# [DATA FOR ANALYSIS]
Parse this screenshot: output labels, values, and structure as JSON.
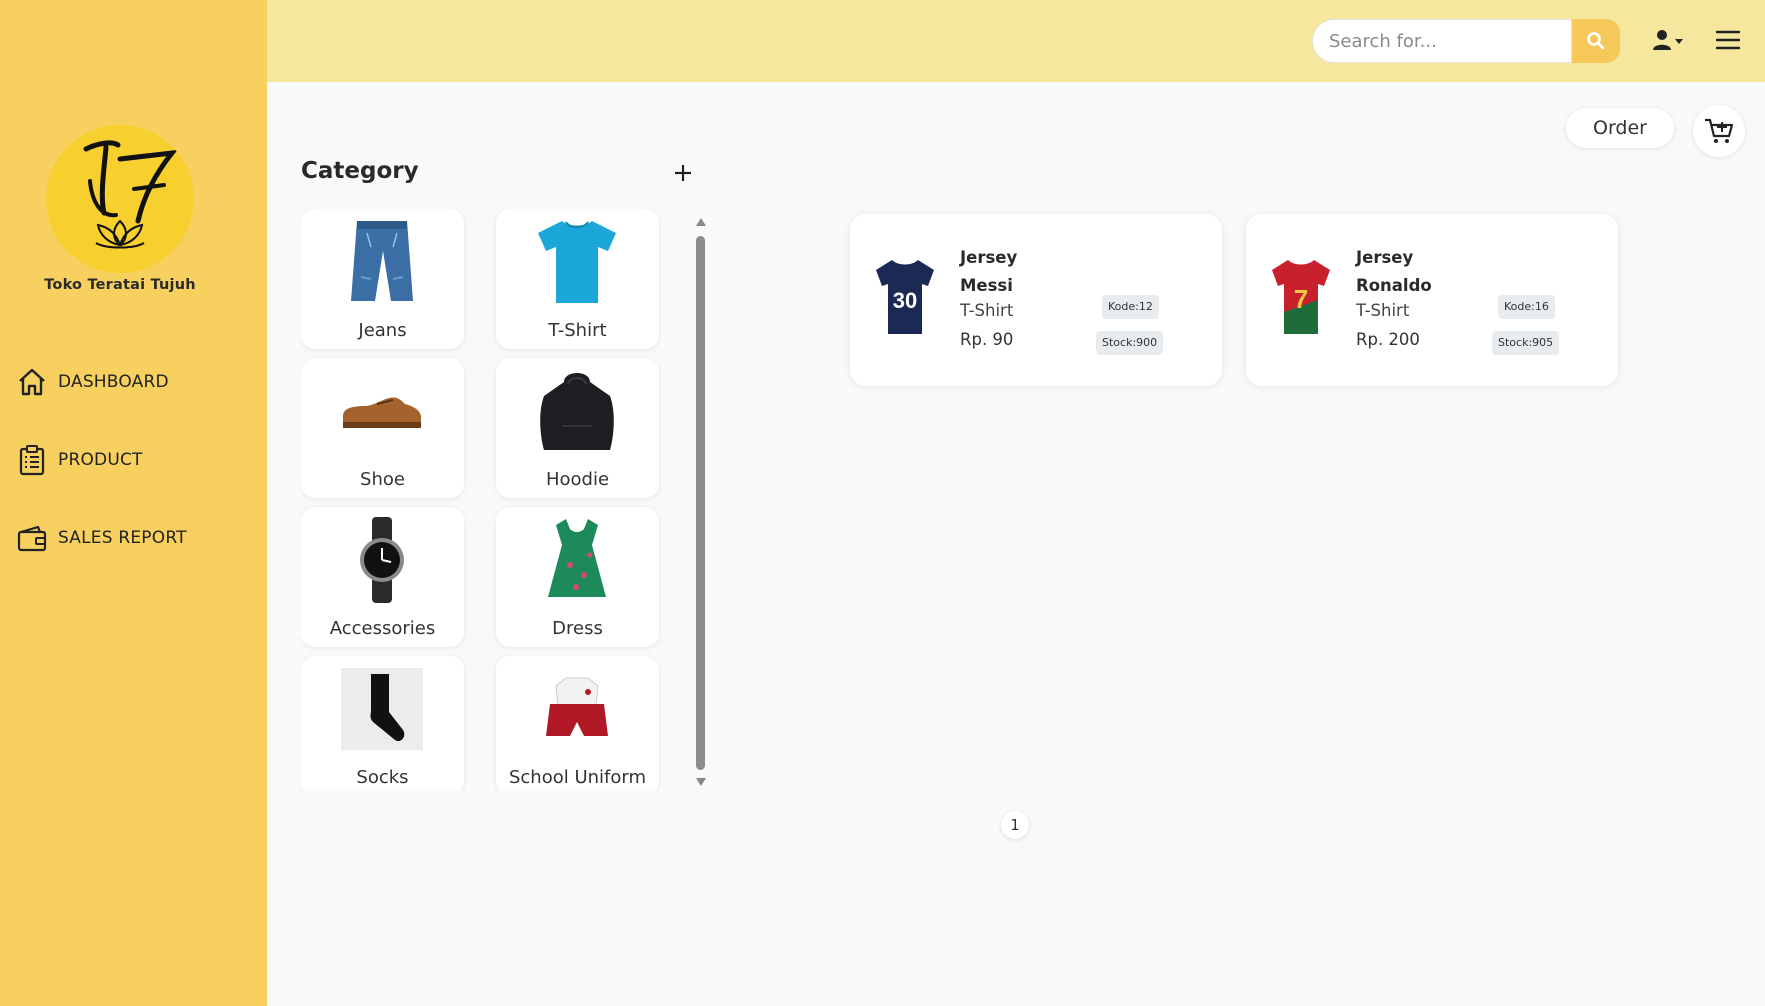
{
  "brand": {
    "name": "Toko Teratai Tujuh"
  },
  "sidebar": {
    "items": [
      {
        "label": "DASHBOARD",
        "icon": "home-icon"
      },
      {
        "label": "PRODUCT",
        "icon": "clipboard-icon"
      },
      {
        "label": "SALES REPORT",
        "icon": "wallet-icon"
      }
    ]
  },
  "header": {
    "search_placeholder": "Search for..."
  },
  "category": {
    "title": "Category",
    "items": [
      {
        "label": "Jeans",
        "icon": "jeans-icon"
      },
      {
        "label": "T-Shirt",
        "icon": "tshirt-icon"
      },
      {
        "label": "Shoe",
        "icon": "shoe-icon"
      },
      {
        "label": "Hoodie",
        "icon": "hoodie-icon"
      },
      {
        "label": "Accessories",
        "icon": "watch-icon"
      },
      {
        "label": "Dress",
        "icon": "dress-icon"
      },
      {
        "label": "Socks",
        "icon": "socks-icon"
      },
      {
        "label": "School Uniform",
        "icon": "school-uniform-icon"
      }
    ]
  },
  "actions": {
    "order_label": "Order"
  },
  "products": [
    {
      "name": "Jersey Messi",
      "category": "T-Shirt",
      "price": "Rp. 90",
      "kode": "Kode:12",
      "stock": "Stock:900",
      "jersey_color": "#1b2a55",
      "number": "30"
    },
    {
      "name": "Jersey Ronaldo",
      "category": "T-Shirt",
      "price": "Rp. 200",
      "kode": "Kode:16",
      "stock": "Stock:905",
      "jersey_color": "#c8202c",
      "number": "7"
    }
  ],
  "pagination": {
    "current": "1"
  },
  "colors": {
    "sidebar": "#f8d060",
    "topbar": "#f5e79e",
    "accent": "#f6c85a"
  }
}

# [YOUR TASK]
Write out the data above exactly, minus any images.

# [TASK OUTPUT]
Parse this screenshot: output labels, values, and structure as JSON.
{
  "brand": {
    "name": "Toko Teratai Tujuh"
  },
  "sidebar": {
    "items": [
      {
        "label": "DASHBOARD",
        "icon": "home-icon"
      },
      {
        "label": "PRODUCT",
        "icon": "clipboard-icon"
      },
      {
        "label": "SALES REPORT",
        "icon": "wallet-icon"
      }
    ]
  },
  "header": {
    "search_placeholder": "Search for..."
  },
  "category": {
    "title": "Category",
    "items": [
      {
        "label": "Jeans",
        "icon": "jeans-icon"
      },
      {
        "label": "T-Shirt",
        "icon": "tshirt-icon"
      },
      {
        "label": "Shoe",
        "icon": "shoe-icon"
      },
      {
        "label": "Hoodie",
        "icon": "hoodie-icon"
      },
      {
        "label": "Accessories",
        "icon": "watch-icon"
      },
      {
        "label": "Dress",
        "icon": "dress-icon"
      },
      {
        "label": "Socks",
        "icon": "socks-icon"
      },
      {
        "label": "School Uniform",
        "icon": "school-uniform-icon"
      }
    ]
  },
  "actions": {
    "order_label": "Order"
  },
  "products": [
    {
      "name": "Jersey Messi",
      "category": "T-Shirt",
      "price": "Rp. 90",
      "kode": "Kode:12",
      "stock": "Stock:900",
      "jersey_color": "#1b2a55",
      "number": "30"
    },
    {
      "name": "Jersey Ronaldo",
      "category": "T-Shirt",
      "price": "Rp. 200",
      "kode": "Kode:16",
      "stock": "Stock:905",
      "jersey_color": "#c8202c",
      "number": "7"
    }
  ],
  "pagination": {
    "current": "1"
  },
  "colors": {
    "sidebar": "#f8d060",
    "topbar": "#f5e79e",
    "accent": "#f6c85a"
  }
}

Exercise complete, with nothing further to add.